The answer must consist of every line in the records below that contains the string "kind".

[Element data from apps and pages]
######

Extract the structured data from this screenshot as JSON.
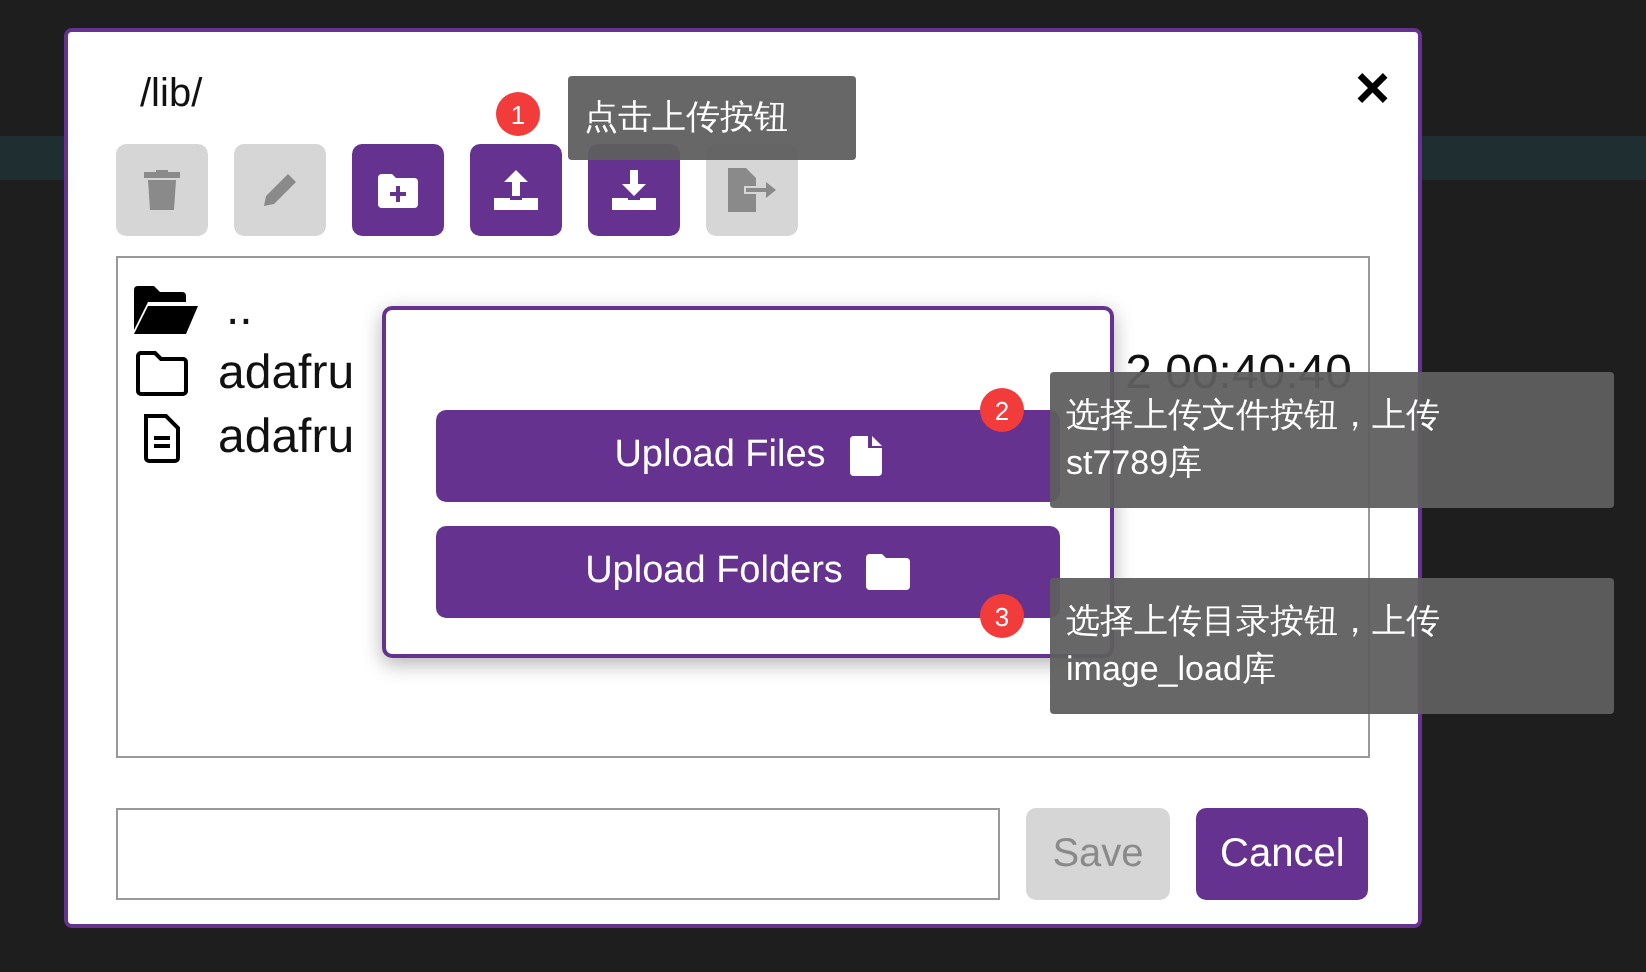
{
  "dialog": {
    "path": "/lib/",
    "close": "×",
    "toolbar": [
      {
        "kind": "delete",
        "disabled": true
      },
      {
        "kind": "rename",
        "disabled": true
      },
      {
        "kind": "new-folder",
        "disabled": false
      },
      {
        "kind": "upload",
        "disabled": false
      },
      {
        "kind": "download",
        "disabled": false
      },
      {
        "kind": "move",
        "disabled": true
      }
    ],
    "files": [
      {
        "kind": "parent",
        "name": ".."
      },
      {
        "kind": "folder",
        "name": "adafru",
        "date": "2 00:40:40"
      },
      {
        "kind": "file",
        "name": "adafru"
      }
    ],
    "buttons": [
      {
        "label": "Save",
        "disabled": true
      },
      {
        "label": "Cancel",
        "disabled": false
      }
    ]
  },
  "upload_menu": [
    {
      "label": "Upload Files",
      "kind": "file"
    },
    {
      "label": "Upload Folders",
      "kind": "folder"
    }
  ],
  "callouts": [
    {
      "number": "1",
      "text": "点击上传按钮"
    },
    {
      "number": "2",
      "text": "选择上传文件按钮，上传st7789库"
    },
    {
      "number": "3",
      "text": "选择上传目录按钮，上传image_load库"
    }
  ]
}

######

SOLUTION TO THIS PROBLEM =>
        "kind": "delete",
        "kind": "rename",
        "kind": "new-folder",
        "kind": "upload",
        "kind": "download",
        "kind": "move",
        "kind": "parent",
        "kind": "folder",
        "kind": "file",
      "kind": "file"
      "kind": "folder"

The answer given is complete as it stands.